Aerospace: Making Production-Grade, Flight-Certified Hardware Using Industrial 3D Printing
Bell Helicopter and Harvest Technologies Utilize Design-Driven Manufacturing with EOS Technology
Sometimes, a company’s entire manufacturing history begins with prototyping. In 1941, Arthur M. Young demonstrated an ingeniously engineered model helicopter flying on a tether while working for Bell Aircraft Corporation. Just five years later, Bell Helicopter received the first-ever certification for a commercial helicopter. Today, Bell Helicopter Textron Inc. has made and sold more than 35,000 helicopters worldwide.
The engineering-driven company already produced prototypes for different components of their aircraft using Additive Manufacturing (AM) and now wanted to use the technology for functional parts. Harvest Technologies, one of the world's largest suppliers of AM technologies, provided the deep knowledge of the technology Bell Helicopter was looking for.
After a final review of design for system producibility, Bell Helicopter would send a 3D CAD model along with a request for quote (RFQ) to Harvest for review and for development of a build strategy. Once Bell Helicopter accepted the quote, production would begin in earnest at Harvest. Before each batch, there was a rigorous checklist of pre-production inspections – developed by Harvest – for instance, a nitrogen leak rate check – that reduces waste and ensures part quality. “After every build, we test for tensile and flexural properties,” said Caleb Ferrell, Quality Manager at Harvest Technologies. This is a requirement established for process assurance that Harvest continuously monitors.

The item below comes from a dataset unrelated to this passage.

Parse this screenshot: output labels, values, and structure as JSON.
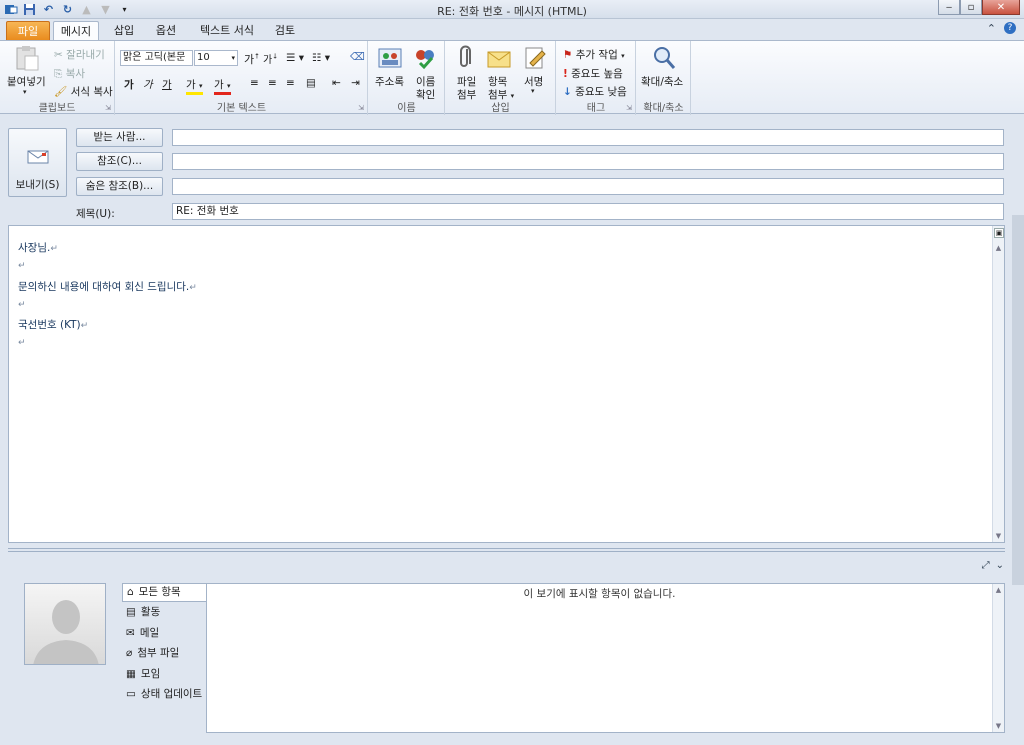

At present, the helicopter company mostly produces parts for the Environmental Control System (ECS) by using EOS technology. And AM production is expanding: Bell Helicopter is interested in employing additively manufactured components throughout the aircraft systems of their commercial helicopters. “Now the ECS engineers who’ve gained experience with the material and the process are communicating to teams with other functions, and those teams are starting to incorporate additive manufactured hardware into their assemblies,” said Schulte. Bell Helicopter will also be evaluating AM of high-temperature plastics intended for use in more demanding roles and environments.
Ferrell added: “In addition to the design advantages, there are significant manufacturing benefits to EOS technology. Tool-less manufacturing means you don’t face certain limitations and upfront costs. And if you need to change something, you can build new revisions simply by changing the CAD file – no moulds, no new machining tool paths, and very little wasted time or money.”
“Because of the larger EOS build platform, we could build bigger components in one piece rather than in sections,” said Lewis Simms, Marketing Director at Harvest. Engineers are now learning to take greater advantage of the freedom of design that comes with applying EOS technology. “Our engineers are using the part-integrating capability to eliminate assembly costs,” Gravelle said.
Another advantage of the EOS system was the clean surface it produces. “We were able to achieve the desired quality with the other AM system,” said Ron Clemons, Director of Business Development at Harvest, “but there was a lot more finishing labour associated with it than on the EOS platform.” The EOSINT P 730 incorporated a software fix that provided crisper detail and smoother surfaces. As a result, there was relatively little peripheral powder melting and adhesion. Switching to the EOS system offered significant post-processing cost savings and shorter lead times for Bell Helicopter.
An important secondary benefit of EOS’ technology was increased recyclability of the plastic powder. Other AM processes left behind a significant amount of partially melted and therefore unusable powder. The reduction of this waste in the EOSINT P 730 made much of the leftover powder more recyclable.
Harvest has acquired a second EOSINT P 730 system, and an EOSINT P 760 system, from EOS and is currently working with Bell Helicopter to implement the manufacture of one-off or two-off orders of spares, nested in with their existing batch production. “We have a strong legacy of using 3D-printed thermoplastic parts,” Schulte says. “We definitely want to stay at the forefront of new EOS materials and processes, so we’ll continue our IRAD (Independent Research and Development), supply chain integration, and our industry involvement with Additive Manufacturing.”
Caleb Ferrell, Quality Manager at Harvest Technologies
"The EOS technology produces a robust and highly repeatable process. We have done a number of conversions of aircraft parts from previous processes to Additive Manufacturing. With the EOSINT P 730, we often discovered that the production cost per piece is substantially reduced compared to conventional manufacturing methods. The system complies with our specification."
Elliott Schulte, Engineer III at Bell Helicopter